Nicolai Kjaergaard‘s quiet season ended with a bang after being denied a maiden win as O’Keeffe crashed into him at Donington. Despite this he remained above Fortec Motorsport teammate Manuel Maldonado, who might find the hype around his family legacy reduce if he continues to struggle in 2018.
The success of Matheus Leist last season will arguably have been a driving force behind Guilherme Samaia‘s decision to switch from Brazilian F3 to British with Double R Racing, but other than two well deserved podiums, failed to challenge the top seven in any other race. A second season, in a Carlin, may be a different story if the Surrey team give him the chance.
Elsewhere, Jeremy Wahome will be disappointed with his second year, while Nick Worm and Aaron di Comberti both cut their seasons short. Harry Hayek could have made more of an impression, but being hospitalised after a crash in Snetterton practice will almost certainly see him move back to Australia.

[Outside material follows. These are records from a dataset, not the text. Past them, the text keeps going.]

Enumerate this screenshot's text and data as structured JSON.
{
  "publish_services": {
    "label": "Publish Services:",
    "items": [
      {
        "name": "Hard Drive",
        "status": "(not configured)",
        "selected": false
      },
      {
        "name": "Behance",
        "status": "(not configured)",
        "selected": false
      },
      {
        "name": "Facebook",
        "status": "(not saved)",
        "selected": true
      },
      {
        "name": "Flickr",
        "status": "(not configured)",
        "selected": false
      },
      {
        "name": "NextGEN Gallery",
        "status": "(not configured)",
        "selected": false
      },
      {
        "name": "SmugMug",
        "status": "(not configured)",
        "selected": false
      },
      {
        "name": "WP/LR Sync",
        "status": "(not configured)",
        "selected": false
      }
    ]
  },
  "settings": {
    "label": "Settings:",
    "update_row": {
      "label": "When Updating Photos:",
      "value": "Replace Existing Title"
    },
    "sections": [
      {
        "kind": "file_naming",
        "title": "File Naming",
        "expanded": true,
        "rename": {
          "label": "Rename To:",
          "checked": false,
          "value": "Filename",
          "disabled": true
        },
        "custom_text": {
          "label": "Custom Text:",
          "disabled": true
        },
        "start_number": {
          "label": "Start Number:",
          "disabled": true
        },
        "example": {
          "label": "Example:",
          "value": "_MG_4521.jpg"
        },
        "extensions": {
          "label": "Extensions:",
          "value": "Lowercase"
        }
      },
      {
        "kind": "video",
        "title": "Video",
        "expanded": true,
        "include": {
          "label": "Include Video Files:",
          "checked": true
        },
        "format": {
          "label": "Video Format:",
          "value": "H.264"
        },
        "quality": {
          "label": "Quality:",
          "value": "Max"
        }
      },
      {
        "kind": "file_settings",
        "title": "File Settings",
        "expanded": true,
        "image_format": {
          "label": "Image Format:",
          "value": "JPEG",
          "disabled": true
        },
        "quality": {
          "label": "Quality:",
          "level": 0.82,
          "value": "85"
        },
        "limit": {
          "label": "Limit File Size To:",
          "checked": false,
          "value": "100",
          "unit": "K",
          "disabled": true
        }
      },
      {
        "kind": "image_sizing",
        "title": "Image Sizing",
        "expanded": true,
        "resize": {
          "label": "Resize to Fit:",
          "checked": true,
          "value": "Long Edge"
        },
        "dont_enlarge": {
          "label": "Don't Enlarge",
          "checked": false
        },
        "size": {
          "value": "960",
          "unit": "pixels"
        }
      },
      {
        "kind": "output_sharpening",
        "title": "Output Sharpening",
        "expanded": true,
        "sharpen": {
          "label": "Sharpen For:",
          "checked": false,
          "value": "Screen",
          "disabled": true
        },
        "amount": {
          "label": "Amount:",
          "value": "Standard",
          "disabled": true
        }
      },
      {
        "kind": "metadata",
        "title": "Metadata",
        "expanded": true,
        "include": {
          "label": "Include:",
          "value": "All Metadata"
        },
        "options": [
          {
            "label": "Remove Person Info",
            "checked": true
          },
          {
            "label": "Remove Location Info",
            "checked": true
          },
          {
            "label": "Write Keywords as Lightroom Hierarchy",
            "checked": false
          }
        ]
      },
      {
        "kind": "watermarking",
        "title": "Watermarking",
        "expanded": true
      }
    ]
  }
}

A number of others would make one-off appearances, but only Mahadik, who not only collected a win, but was on pace with many of the challengers and Alex Quinn, would come away with any silverware, proving how difficult it was to simply enter and dominate.
There is little promise of an Autumn Trophy this season as talks fell through, ensuring all the teams will focus their efforts on the 2018 campaign, which could see a whole new generation of drivers.
Ahmed’s success ensures, he’s now one of the four finalists for the 2018 McLaren Autosport BRDC Award.
While 2018 may provide a different story, the records that Ahmed has set this season will likely last long into the future, as the year one man was untouchable.